I was in the US the first two weeks of the ground portion of Operation Tzuk Eitan. I spent time in Chattanooga, Atlanta, Chicago and New York. Everywhere I went, I was asked the same three questions:
Is it hard to be away?
Is it safe to go back?
What can we do?
I was amazed at how consistent the questions were, both the phrasing and the order in which they were asked.
I am home, and I’m ready to answer.
Is it hard to be away?
Yes. It is very hard to be away from home. I was in Jerusalem through the first day of the ground war. Despite the occasional red alerts in Jerusalem, I felt safe. I called friends to see if they received emergency call-up orders. I followed my former campers and summer shlichim from Ramah to see if they were being called up.
I was here. I was home. I was safe.

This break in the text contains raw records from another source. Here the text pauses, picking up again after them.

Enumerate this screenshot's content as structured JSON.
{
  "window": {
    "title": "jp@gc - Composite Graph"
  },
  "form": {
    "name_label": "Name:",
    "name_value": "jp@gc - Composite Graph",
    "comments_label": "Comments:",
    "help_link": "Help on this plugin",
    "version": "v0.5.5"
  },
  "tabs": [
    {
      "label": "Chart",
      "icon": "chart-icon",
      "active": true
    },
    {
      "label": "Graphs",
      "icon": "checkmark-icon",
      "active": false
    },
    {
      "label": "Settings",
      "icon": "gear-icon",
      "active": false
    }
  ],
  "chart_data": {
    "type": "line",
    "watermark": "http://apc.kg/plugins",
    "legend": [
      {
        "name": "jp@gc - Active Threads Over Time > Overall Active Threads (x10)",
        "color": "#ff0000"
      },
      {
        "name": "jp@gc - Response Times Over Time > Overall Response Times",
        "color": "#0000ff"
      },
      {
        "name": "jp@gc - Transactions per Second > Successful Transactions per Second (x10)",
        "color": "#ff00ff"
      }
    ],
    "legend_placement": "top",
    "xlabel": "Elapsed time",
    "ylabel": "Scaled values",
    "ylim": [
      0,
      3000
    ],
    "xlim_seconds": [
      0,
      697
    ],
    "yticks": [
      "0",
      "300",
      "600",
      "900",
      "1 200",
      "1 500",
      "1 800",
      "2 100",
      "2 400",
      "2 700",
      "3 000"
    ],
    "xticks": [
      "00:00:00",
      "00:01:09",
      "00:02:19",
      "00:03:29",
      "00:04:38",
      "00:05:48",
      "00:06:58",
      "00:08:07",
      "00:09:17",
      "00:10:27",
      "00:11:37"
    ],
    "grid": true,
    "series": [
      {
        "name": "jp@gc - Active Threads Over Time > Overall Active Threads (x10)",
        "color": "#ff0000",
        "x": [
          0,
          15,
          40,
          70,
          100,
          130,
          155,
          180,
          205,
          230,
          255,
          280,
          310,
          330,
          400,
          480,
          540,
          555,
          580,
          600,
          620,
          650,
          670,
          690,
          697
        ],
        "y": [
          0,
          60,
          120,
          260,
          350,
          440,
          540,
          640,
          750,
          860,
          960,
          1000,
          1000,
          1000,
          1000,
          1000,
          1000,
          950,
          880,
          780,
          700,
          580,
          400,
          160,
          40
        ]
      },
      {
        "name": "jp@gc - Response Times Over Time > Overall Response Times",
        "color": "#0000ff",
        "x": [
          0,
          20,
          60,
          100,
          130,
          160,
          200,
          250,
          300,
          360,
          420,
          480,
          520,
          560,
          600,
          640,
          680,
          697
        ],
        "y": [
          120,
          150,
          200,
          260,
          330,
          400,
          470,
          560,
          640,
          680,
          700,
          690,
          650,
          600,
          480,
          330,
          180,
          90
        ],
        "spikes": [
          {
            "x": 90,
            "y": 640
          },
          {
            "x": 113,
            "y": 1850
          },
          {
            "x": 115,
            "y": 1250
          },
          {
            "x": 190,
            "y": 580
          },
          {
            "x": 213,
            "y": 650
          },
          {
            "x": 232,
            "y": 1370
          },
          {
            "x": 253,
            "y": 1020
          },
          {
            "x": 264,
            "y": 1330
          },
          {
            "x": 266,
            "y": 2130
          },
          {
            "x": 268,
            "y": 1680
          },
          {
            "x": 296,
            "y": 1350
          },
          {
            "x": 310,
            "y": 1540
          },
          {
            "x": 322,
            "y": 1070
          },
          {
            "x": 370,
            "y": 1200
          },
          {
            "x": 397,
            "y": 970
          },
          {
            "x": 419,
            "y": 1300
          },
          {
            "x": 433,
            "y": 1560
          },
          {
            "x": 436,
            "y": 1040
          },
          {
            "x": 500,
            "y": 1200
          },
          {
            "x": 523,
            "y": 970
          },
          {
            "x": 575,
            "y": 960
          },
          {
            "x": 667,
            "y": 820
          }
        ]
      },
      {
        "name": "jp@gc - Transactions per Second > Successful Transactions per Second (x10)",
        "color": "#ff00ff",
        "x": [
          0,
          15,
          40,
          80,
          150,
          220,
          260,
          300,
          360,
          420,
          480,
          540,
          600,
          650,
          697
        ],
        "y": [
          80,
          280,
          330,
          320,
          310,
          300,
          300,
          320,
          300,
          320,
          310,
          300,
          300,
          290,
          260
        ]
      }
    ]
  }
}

While in the US, I experienced immense feelings of being cut off despite the incredible resources available on the Internet. I listened to Reshet Bet from Kol Yisrael and Galei Tzahal via TuneIn Radio. I watched the news on the Israeli Channel 2 App. I checked Facebook and Twitter. Nonetheless, the physical disconnect from the land was intense. I know others in the same position who experienced similar feelings. The time difference didn’t help either, especially when checking in on those called up or those in Gaza.
Is it safe to come back?

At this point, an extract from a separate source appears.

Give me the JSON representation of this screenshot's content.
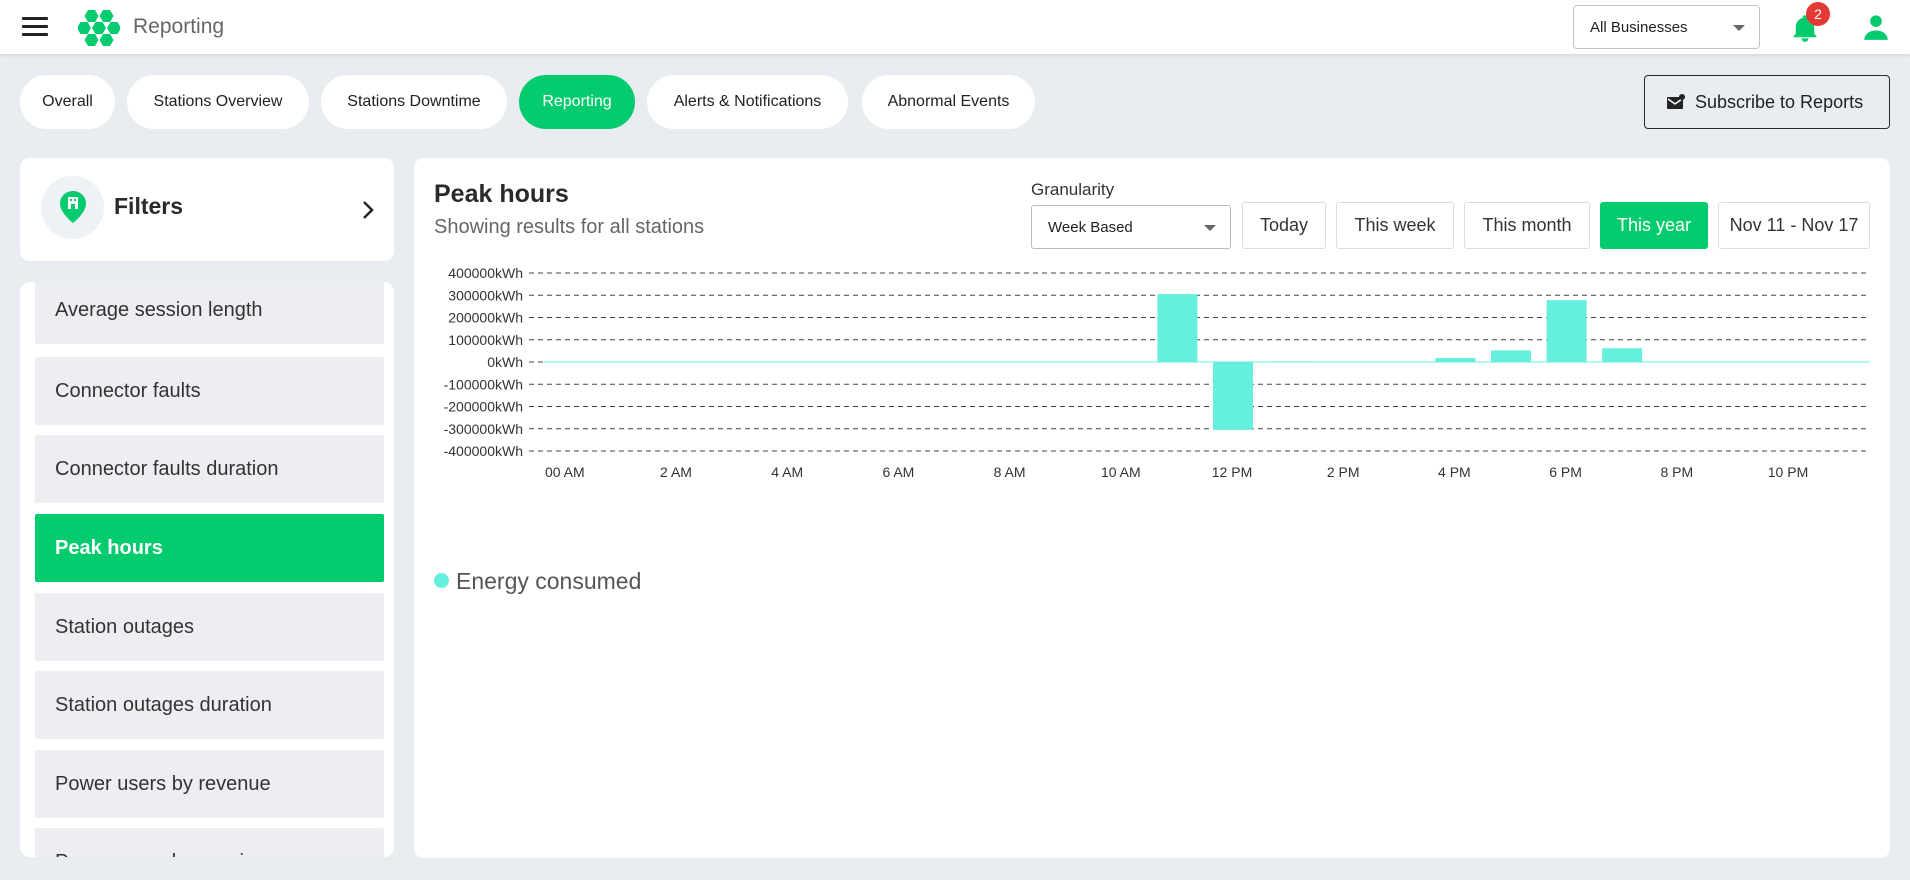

Yes! I arrived at Ben Gurion airport last Friday, learning about the deaths of Staff Sergeant Liel Gidoni, Major Benaya Sarel and Second Lieutenant Hadar Goldin just before we landed. I didn’t know any of the three and still I felt profoundly sad. Here, it doesn’t take six degrees of separation to find a connection to someone else. It usually only takes one or two degrees maximum. Someone is either the friend of a friend or the best friend of the brother of your favorite waiter or waitress at “your” cafe.
There are fresh graves on Mt. Herzl and fresh tears around Jerusalem, and even so, it is comforting being in the land, at home, when crisis strikes. People you don’t know give you the “Are you doing ok?” look. Your friend, owner of the dry cleaner, wants to know how you fared during the war. You want to know if any of her friends or family were called up. You want to be sure they all came home alive. You find out that the son of your “makolet guy” spent three weeks in Gaza. You see him for the first time and want to not only shake his hand but also give him a hug. He is so young and shouldn’t have to see what he saw or do what he had to do.
Here, family extends far beyond blood relatives.
Granted, Jerusalem has had a very quiet war in terms of red alerts and missiles. The Southern communities surrounding Gaza, Ashkelon, Ashdod etc took, and continue to take, the brunt of this war. They need to be sure that they are always within fifteen seconds of a bomb shelter. Their houses are those that are most directly threatened. Businesses in their area are losing money constantly because everyone is afraid to travel. Here in Jerusalem, however, we feel safe – sad but safe:
Sad for the deaths of our sixty-four soldiers killed in action.
Sad for the civilians killed in Israel.
Sad for the innocents that died in Gaza.
Sad that we are in this war in the first place.
Sad that the world still seems unable to grasp the danger Hamas presents not only to us but to them as well.
What can you do?
At times like this, it is important to do lots of things: send money, send gifts for the kids who live in the South, send pizza to IDF soldiers, etc. They are all important. But, the most important thing you can do now is listen to the advertising campaign of the Ministry of Tourism from the early 1980’s:
“Come to Israel, come stay with friends!”
And please, come visit as soon as possible.
We feel alone, not just the result of international condemnation poured on us for defending ourselves but because so many groups, mostly Jewish groups, cancelled their visits when the missile launches started.
I am so proud of the participants on Ramah Israel Seminar and USY Israel Pilgrimage, all of whom stayed here, up to the scheduled end of their respective programs. Sadly, lots of other trips cancelled, intensifying our sense of aloneness.
Israel needs bikkur cholim visits. The injured soldiers, the traumatized residents of Sderot, all the families who are worried sick about their children called up to fight in Gaza need you to visit. They need the warm embrace of family members who love them. They need the comforting look that doesn’t comfort nearly as well over Skype. Your extended family, Israelis, need you to fulfill the mitzvah of bikkur cholim – visiting the sick.
We also need you to fulfill the mitzvah of nihum aveilim – comforting the mourners – for the families of the sixty four precious lives, IDF soldiers, taken by Hamas during this phase of the war. The extended Jewish family living throughout the world should be here to comfort these families.
Was it hard to be away? Yes.
Is it safe to be home? Yes
What can you do?
Come to Israel, come stay with friends!
Rebecca and I are already setting your place at the table. Ok, we’re making the kids set the table. And there is always room for one more.
Come to Israel!
Come stay with Friends!